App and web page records
______
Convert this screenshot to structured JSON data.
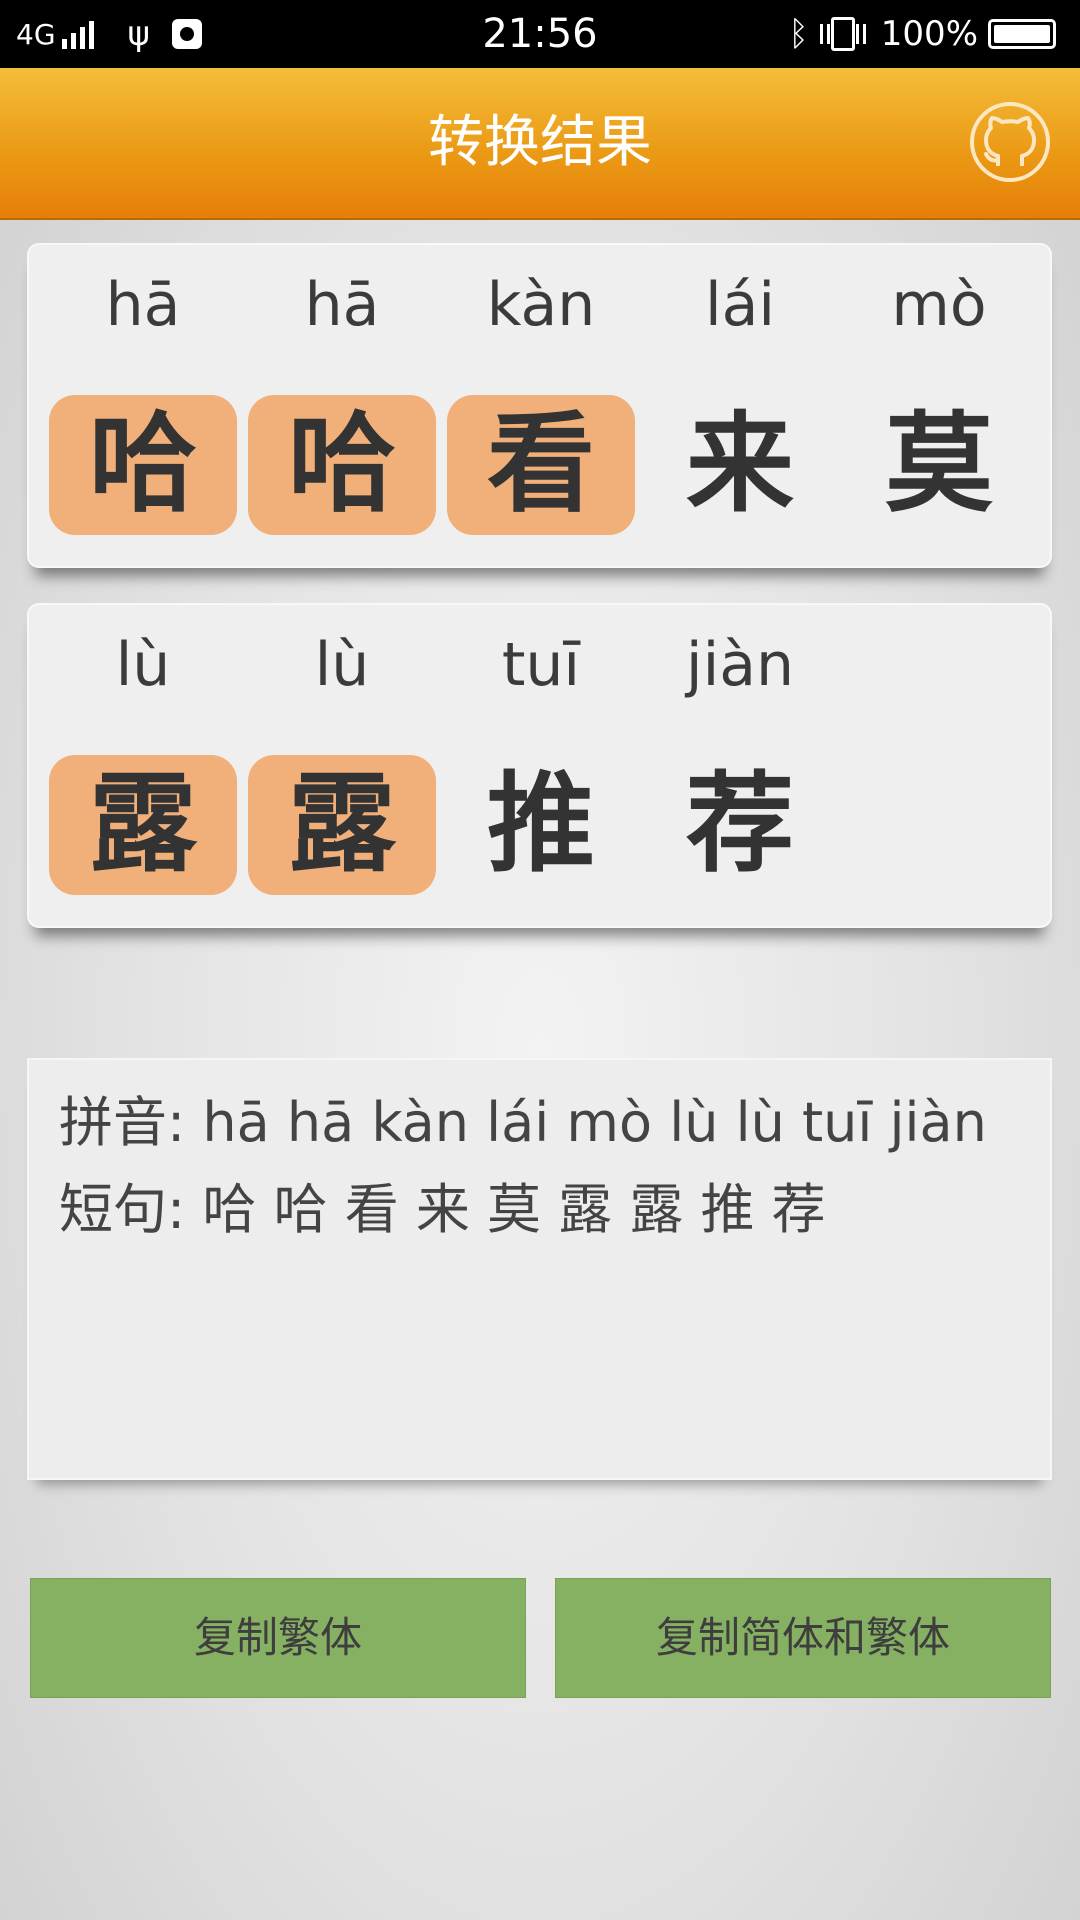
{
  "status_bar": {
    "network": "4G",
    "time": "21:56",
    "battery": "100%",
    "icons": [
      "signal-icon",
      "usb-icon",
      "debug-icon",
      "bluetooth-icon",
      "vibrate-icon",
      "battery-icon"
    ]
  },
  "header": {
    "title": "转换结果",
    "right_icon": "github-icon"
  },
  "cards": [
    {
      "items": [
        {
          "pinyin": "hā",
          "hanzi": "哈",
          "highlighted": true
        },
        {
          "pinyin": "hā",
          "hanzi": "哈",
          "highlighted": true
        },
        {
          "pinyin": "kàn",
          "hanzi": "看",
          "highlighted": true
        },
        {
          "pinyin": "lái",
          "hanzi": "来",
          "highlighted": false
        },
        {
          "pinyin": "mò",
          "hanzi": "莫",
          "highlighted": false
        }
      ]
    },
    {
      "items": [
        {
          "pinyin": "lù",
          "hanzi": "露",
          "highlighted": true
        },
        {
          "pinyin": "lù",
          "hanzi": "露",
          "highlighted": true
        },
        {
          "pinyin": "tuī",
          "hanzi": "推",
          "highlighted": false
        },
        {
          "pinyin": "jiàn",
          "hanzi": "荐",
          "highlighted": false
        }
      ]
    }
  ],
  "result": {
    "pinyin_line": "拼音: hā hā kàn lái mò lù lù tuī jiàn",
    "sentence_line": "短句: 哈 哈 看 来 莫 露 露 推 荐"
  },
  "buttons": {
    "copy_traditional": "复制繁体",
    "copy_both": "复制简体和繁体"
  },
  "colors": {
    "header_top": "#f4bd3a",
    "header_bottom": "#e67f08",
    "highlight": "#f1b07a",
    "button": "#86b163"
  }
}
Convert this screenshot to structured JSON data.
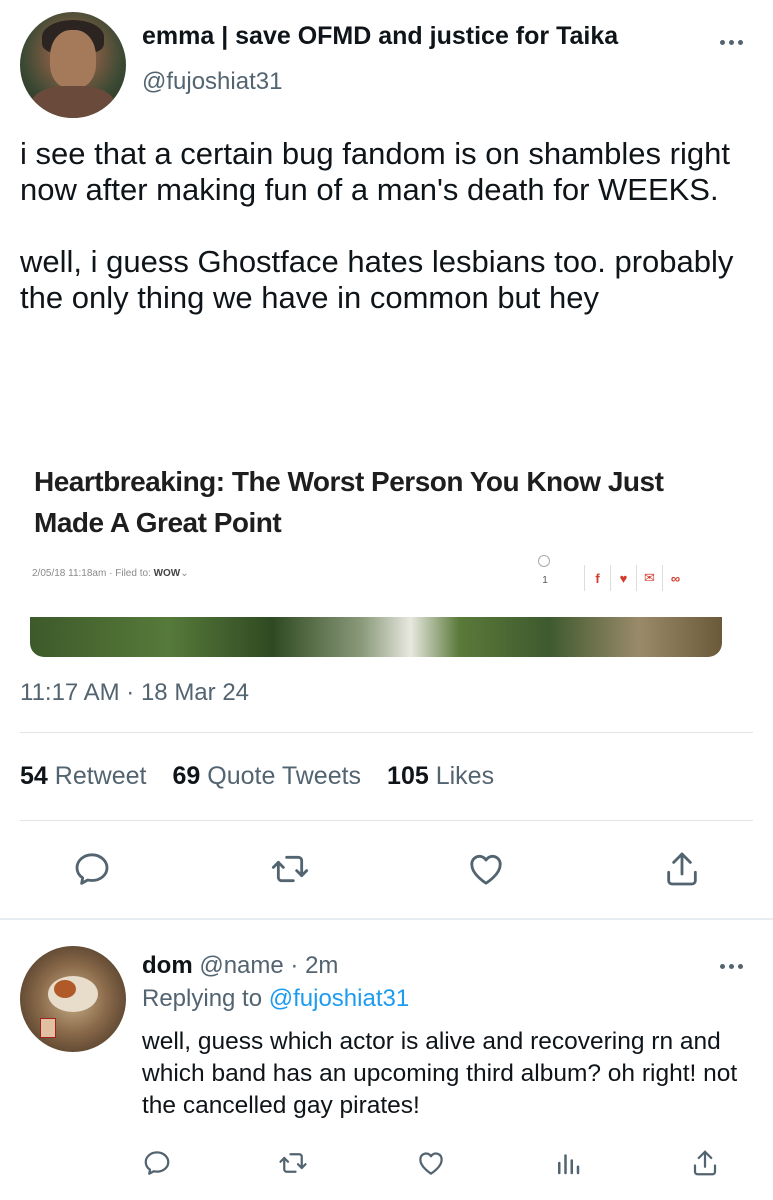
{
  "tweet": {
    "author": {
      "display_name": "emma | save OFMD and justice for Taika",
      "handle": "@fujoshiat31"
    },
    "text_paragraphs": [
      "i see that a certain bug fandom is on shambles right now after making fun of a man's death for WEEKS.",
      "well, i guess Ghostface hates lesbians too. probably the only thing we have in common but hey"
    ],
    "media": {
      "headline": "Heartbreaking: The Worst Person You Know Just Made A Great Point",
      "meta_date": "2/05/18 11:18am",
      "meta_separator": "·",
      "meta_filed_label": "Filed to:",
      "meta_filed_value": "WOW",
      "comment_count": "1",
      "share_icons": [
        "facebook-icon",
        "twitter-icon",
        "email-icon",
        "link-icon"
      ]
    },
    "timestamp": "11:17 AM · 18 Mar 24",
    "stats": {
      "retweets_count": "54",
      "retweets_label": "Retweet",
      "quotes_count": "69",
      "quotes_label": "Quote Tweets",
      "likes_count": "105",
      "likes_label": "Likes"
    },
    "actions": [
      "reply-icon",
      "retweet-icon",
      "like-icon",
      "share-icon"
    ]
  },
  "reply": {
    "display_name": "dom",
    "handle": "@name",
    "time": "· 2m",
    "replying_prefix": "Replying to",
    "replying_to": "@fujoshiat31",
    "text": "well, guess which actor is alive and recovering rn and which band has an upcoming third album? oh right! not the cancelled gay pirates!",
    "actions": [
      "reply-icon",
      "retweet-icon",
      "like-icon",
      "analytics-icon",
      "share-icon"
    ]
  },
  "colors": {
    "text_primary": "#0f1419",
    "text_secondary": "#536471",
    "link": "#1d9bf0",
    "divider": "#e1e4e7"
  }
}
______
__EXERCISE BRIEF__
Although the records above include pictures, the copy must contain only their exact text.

__REPLY TO THE EXERCISE__
Convert this screenshot to structured JSON data.
{
  "status_bar": {
    "network": "4G",
    "time": "21:56",
    "battery": "100%",
    "icons": [
      "signal-icon",
      "usb-icon",
      "debug-icon",
      "bluetooth-icon",
      "vibrate-icon",
      "battery-icon"
    ]
  },
  "header": {
    "title": "转换结果",
    "right_icon": "github-icon"
  },
  "cards": [
    {
      "items": [
        {
          "pinyin": "hā",
          "hanzi": "哈",
          "highlighted": true
        },
        {
          "pinyin": "hā",
          "hanzi": "哈",
          "highlighted": true
        },
        {
          "pinyin": "kàn",
          "hanzi": "看",
          "highlighted": true
        },
        {
          "pinyin": "lái",
          "hanzi": "来",
          "highlighted": false
        },
        {
          "pinyin": "mò",
          "hanzi": "莫",
          "highlighted": false
        }
      ]
    },
    {
      "items": [
        {
          "pinyin": "lù",
          "hanzi": "露",
          "highlighted": true
        },
        {
          "pinyin": "lù",
          "hanzi": "露",
          "highlighted": true
        },
        {
          "pinyin": "tuī",
          "hanzi": "推",
          "highlighted": false
        },
        {
          "pinyin": "jiàn",
          "hanzi": "荐",
          "highlighted": false
        }
      ]
    }
  ],
  "result": {
    "pinyin_line": "拼音: hā hā kàn lái mò lù lù tuī jiàn",
    "sentence_line": "短句: 哈 哈 看 来 莫 露 露 推 荐"
  },
  "buttons": {
    "copy_traditional": "复制繁体",
    "copy_both": "复制简体和繁体"
  },
  "colors": {
    "header_top": "#f4bd3a",
    "header_bottom": "#e67f08",
    "highlight": "#f1b07a",
    "button": "#86b163"
  }
}
Convert this screenshot to structured JSON data.
{
  "tweet": {
    "author": {
      "display_name": "emma | save OFMD and justice for Taika",
      "handle": "@fujoshiat31"
    },
    "text_paragraphs": [
      "i see that a certain bug fandom is on shambles right now after making fun of a man's death for WEEKS.",
      "well, i guess Ghostface hates lesbians too. probably the only thing we have in common but hey"
    ],
    "media": {
      "headline": "Heartbreaking: The Worst Person You Know Just Made A Great Point",
      "meta_date": "2/05/18 11:18am",
      "meta_separator": "·",
      "meta_filed_label": "Filed to:",
      "meta_filed_value": "WOW",
      "comment_count": "1",
      "share_icons": [
        "facebook-icon",
        "twitter-icon",
        "email-icon",
        "link-icon"
      ]
    },
    "timestamp": "11:17 AM · 18 Mar 24",
    "stats": {
      "retweets_count": "54",
      "retweets_label": "Retweet",
      "quotes_count": "69",
      "quotes_label": "Quote Tweets",
      "likes_count": "105",
      "likes_label": "Likes"
    },
    "actions": [
      "reply-icon",
      "retweet-icon",
      "like-icon",
      "share-icon"
    ]
  },
  "reply": {
    "display_name": "dom",
    "handle": "@name",
    "time": "· 2m",
    "replying_prefix": "Replying to",
    "replying_to": "@fujoshiat31",
    "text": "well, guess which actor is alive and recovering rn and which band has an upcoming third album? oh right! not the cancelled gay pirates!",
    "actions": [
      "reply-icon",
      "retweet-icon",
      "like-icon",
      "analytics-icon",
      "share-icon"
    ]
  },
  "colors": {
    "text_primary": "#0f1419",
    "text_secondary": "#536471",
    "link": "#1d9bf0",
    "divider": "#e1e4e7"
  }
}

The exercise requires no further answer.